*Goal of the exercise*. Only the pictures are to be left out; return the rest of the data exactly as it stands.

Dataset rows describing interfaces
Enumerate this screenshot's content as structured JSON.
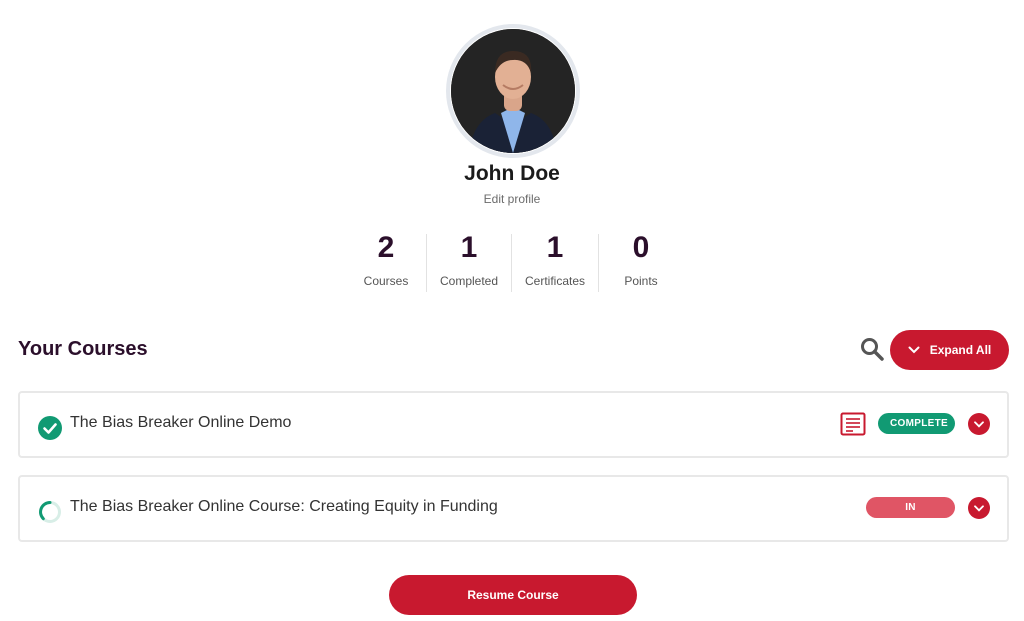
{
  "profile": {
    "name": "John Doe",
    "edit_label": "Edit profile"
  },
  "stats": [
    {
      "value": "2",
      "label": "Courses"
    },
    {
      "value": "1",
      "label": "Completed"
    },
    {
      "value": "1",
      "label": "Certificates"
    },
    {
      "value": "0",
      "label": "Points"
    }
  ],
  "courses_section": {
    "title": "Your Courses",
    "expand_all_label": "Expand All"
  },
  "courses": [
    {
      "title": "The Bias Breaker Online Demo",
      "status": "COMPLETE",
      "status_icon": "check-circle-icon",
      "has_certificate": true
    },
    {
      "title": "The Bias Breaker Online Course: Creating Equity in Funding",
      "status": "IN PROGRESS",
      "status_icon": "progress-ring-icon",
      "has_certificate": false
    }
  ],
  "resume_label": "Resume Course",
  "colors": {
    "accent": "#c8192f",
    "complete": "#119a73",
    "in_progress": "#e05565",
    "heading": "#2b0f2b"
  }
}
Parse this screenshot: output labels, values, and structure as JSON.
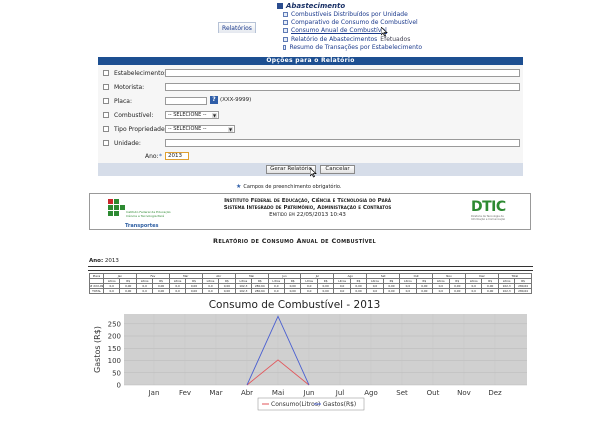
{
  "menu": {
    "heading": "Abastecimento",
    "items": [
      {
        "label": "Combustíveis Distribuídos por Unidade",
        "extra": ""
      },
      {
        "label": "Comparativo de Consumo de Combustível",
        "extra": ""
      },
      {
        "label": "Consumo Anual de Combustível",
        "extra": ""
      },
      {
        "label": "Relatório de Abastecimentos",
        "extra": "Efetuados"
      },
      {
        "label": "Resumo de Transações por Estabelecimento",
        "extra": ""
      }
    ]
  },
  "tab": {
    "label": "Relatórios"
  },
  "options": {
    "title": "Opções para o Relatório",
    "estabelecimento": {
      "label": "Estabelecimento:",
      "value": ""
    },
    "motorista": {
      "label": "Motorista:",
      "value": ""
    },
    "placa": {
      "label": "Placa:",
      "value": "",
      "hint": "(XXX-9999)"
    },
    "combustivel": {
      "label": "Combustível:",
      "selected": "-- SELECIONE --"
    },
    "tipo": {
      "label": "Tipo Propriedade:",
      "selected": "-- SELECIONE --"
    },
    "unidade": {
      "label": "Unidade:",
      "value": ""
    },
    "ano": {
      "label": "Ano:",
      "required_mark": "*",
      "value": "2013"
    }
  },
  "buttons": {
    "generate": "Gerar Relatório",
    "cancel": "Cancelar"
  },
  "required_note": "Campos de preenchimento obrigatório.",
  "header": {
    "logo_text": "Instituto Federal de Educação Ciência e Tecnologia Pará",
    "logo_sub": "Transportes",
    "institute": "Instituto Federal de Educação, Ciência e Tecnologia do Pará",
    "system": "Sistema Integrado de Patrimônio, Administração e Contratos",
    "emitted": "Emitido em 22/05/2013 10:43",
    "dtic": "DTIC",
    "dtic_sub": "Diretoria de Tecnologia da Informação e Comunicação"
  },
  "report": {
    "title": "Relatório de Consumo Anual de Combustível",
    "year_label": "Ano:",
    "year_value": "2013"
  },
  "table": {
    "months": [
      "Jan",
      "Fev",
      "Mar",
      "Abr",
      "Mai",
      "Jun",
      "Jul",
      "Ago",
      "Set",
      "Out",
      "Nov",
      "Dez",
      "Total"
    ],
    "sub": [
      "Litros",
      "R$"
    ],
    "first_col": "Placa",
    "rows": [
      {
        "label": "# XXX-9999",
        "cells": [
          "0,0",
          "0,00",
          "0,0",
          "0,00",
          "0,0",
          "0,00",
          "0,0",
          "0,00",
          "102,3",
          "280,64",
          "0,0",
          "0,00",
          "0,0",
          "0,00",
          "0,0",
          "0,00",
          "0,0",
          "0,00",
          "0,0",
          "0,00",
          "0,0",
          "0,00",
          "0,0",
          "0,00",
          "102,3",
          "280,64"
        ]
      },
      {
        "label": "TOTAL",
        "cells": [
          "0,0",
          "0,00",
          "0,0",
          "0,00",
          "0,0",
          "0,00",
          "0,0",
          "0,00",
          "102,3",
          "280,64",
          "0,0",
          "0,00",
          "0,0",
          "0,00",
          "0,0",
          "0,00",
          "0,0",
          "0,00",
          "0,0",
          "0,00",
          "0,0",
          "0,00",
          "0,0",
          "0,00",
          "102,3",
          "280,64"
        ]
      }
    ]
  },
  "chart_data": {
    "type": "line",
    "title": "Consumo de Combustível - 2013",
    "ylabel": "Gastos (R$)",
    "xlabel": "",
    "categories": [
      "Jan",
      "Fev",
      "Mar",
      "Abr",
      "Mai",
      "Jun",
      "Jul",
      "Ago",
      "Set",
      "Out",
      "Nov",
      "Dez"
    ],
    "x_start": "Abr",
    "series": [
      {
        "name": "Consumo(Litros)",
        "color": "#e2555a",
        "values": [
          null,
          null,
          null,
          0,
          102.3,
          0,
          null,
          null,
          null,
          null,
          null,
          null
        ]
      },
      {
        "name": "Gastos(R$)",
        "color": "#4a5fd0",
        "values": [
          null,
          null,
          null,
          0,
          280.64,
          0,
          null,
          null,
          null,
          null,
          null,
          null
        ]
      }
    ],
    "yticks": [
      0,
      50,
      100,
      150,
      200,
      250
    ],
    "ylim": [
      0,
      290
    ],
    "grid": true,
    "legend": "bottom"
  }
}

*Task output*.
Enumerate this screenshot's content as structured JSON.
{
  "profile": {
    "name": "John Doe",
    "edit_label": "Edit profile"
  },
  "stats": [
    {
      "value": "2",
      "label": "Courses"
    },
    {
      "value": "1",
      "label": "Completed"
    },
    {
      "value": "1",
      "label": "Certificates"
    },
    {
      "value": "0",
      "label": "Points"
    }
  ],
  "courses_section": {
    "title": "Your Courses",
    "expand_all_label": "Expand All"
  },
  "courses": [
    {
      "title": "The Bias Breaker Online Demo",
      "status": "COMPLETE",
      "status_icon": "check-circle-icon",
      "has_certificate": true
    },
    {
      "title": "The Bias Breaker Online Course: Creating Equity in Funding",
      "status": "IN PROGRESS",
      "status_icon": "progress-ring-icon",
      "has_certificate": false
    }
  ],
  "resume_label": "Resume Course",
  "colors": {
    "accent": "#c8192f",
    "complete": "#119a73",
    "in_progress": "#e05565",
    "heading": "#2b0f2b"
  }
}
Parse this screenshot: output labels, values, and structure as JSON.
{
  "menu": {
    "heading": "Abastecimento",
    "items": [
      {
        "label": "Combustíveis Distribuídos por Unidade",
        "extra": ""
      },
      {
        "label": "Comparativo de Consumo de Combustível",
        "extra": ""
      },
      {
        "label": "Consumo Anual de Combustível",
        "extra": ""
      },
      {
        "label": "Relatório de Abastecimentos",
        "extra": "Efetuados"
      },
      {
        "label": "Resumo de Transações por Estabelecimento",
        "extra": ""
      }
    ]
  },
  "tab": {
    "label": "Relatórios"
  },
  "options": {
    "title": "Opções para o Relatório",
    "estabelecimento": {
      "label": "Estabelecimento:",
      "value": ""
    },
    "motorista": {
      "label": "Motorista:",
      "value": ""
    },
    "placa": {
      "label": "Placa:",
      "value": "",
      "hint": "(XXX-9999)"
    },
    "combustivel": {
      "label": "Combustível:",
      "selected": "-- SELECIONE --"
    },
    "tipo": {
      "label": "Tipo Propriedade:",
      "selected": "-- SELECIONE --"
    },
    "unidade": {
      "label": "Unidade:",
      "value": ""
    },
    "ano": {
      "label": "Ano:",
      "required_mark": "*",
      "value": "2013"
    }
  },
  "buttons": {
    "generate": "Gerar Relatório",
    "cancel": "Cancelar"
  },
  "required_note": "Campos de preenchimento obrigatório.",
  "header": {
    "logo_text": "Instituto Federal de Educação Ciência e Tecnologia Pará",
    "logo_sub": "Transportes",
    "institute": "Instituto Federal de Educação, Ciência e Tecnologia do Pará",
    "system": "Sistema Integrado de Patrimônio, Administração e Contratos",
    "emitted": "Emitido em 22/05/2013 10:43",
    "dtic": "DTIC",
    "dtic_sub": "Diretoria de Tecnologia da Informação e Comunicação"
  },
  "report": {
    "title": "Relatório de Consumo Anual de Combustível",
    "year_label": "Ano:",
    "year_value": "2013"
  },
  "table": {
    "months": [
      "Jan",
      "Fev",
      "Mar",
      "Abr",
      "Mai",
      "Jun",
      "Jul",
      "Ago",
      "Set",
      "Out",
      "Nov",
      "Dez",
      "Total"
    ],
    "sub": [
      "Litros",
      "R$"
    ],
    "first_col": "Placa",
    "rows": [
      {
        "label": "# XXX-9999",
        "cells": [
          "0,0",
          "0,00",
          "0,0",
          "0,00",
          "0,0",
          "0,00",
          "0,0",
          "0,00",
          "102,3",
          "280,64",
          "0,0",
          "0,00",
          "0,0",
          "0,00",
          "0,0",
          "0,00",
          "0,0",
          "0,00",
          "0,0",
          "0,00",
          "0,0",
          "0,00",
          "0,0",
          "0,00",
          "102,3",
          "280,64"
        ]
      },
      {
        "label": "TOTAL",
        "cells": [
          "0,0",
          "0,00",
          "0,0",
          "0,00",
          "0,0",
          "0,00",
          "0,0",
          "0,00",
          "102,3",
          "280,64",
          "0,0",
          "0,00",
          "0,0",
          "0,00",
          "0,0",
          "0,00",
          "0,0",
          "0,00",
          "0,0",
          "0,00",
          "0,0",
          "0,00",
          "0,0",
          "0,00",
          "102,3",
          "280,64"
        ]
      }
    ]
  },
  "chart_data": {
    "type": "line",
    "title": "Consumo de Combustível - 2013",
    "ylabel": "Gastos (R$)",
    "xlabel": "",
    "categories": [
      "Jan",
      "Fev",
      "Mar",
      "Abr",
      "Mai",
      "Jun",
      "Jul",
      "Ago",
      "Set",
      "Out",
      "Nov",
      "Dez"
    ],
    "x_start": "Abr",
    "series": [
      {
        "name": "Consumo(Litros)",
        "color": "#e2555a",
        "values": [
          null,
          null,
          null,
          0,
          102.3,
          0,
          null,
          null,
          null,
          null,
          null,
          null
        ]
      },
      {
        "name": "Gastos(R$)",
        "color": "#4a5fd0",
        "values": [
          null,
          null,
          null,
          0,
          280.64,
          0,
          null,
          null,
          null,
          null,
          null,
          null
        ]
      }
    ],
    "yticks": [
      0,
      50,
      100,
      150,
      200,
      250
    ],
    "ylim": [
      0,
      290
    ],
    "grid": true,
    "legend": "bottom"
  }
}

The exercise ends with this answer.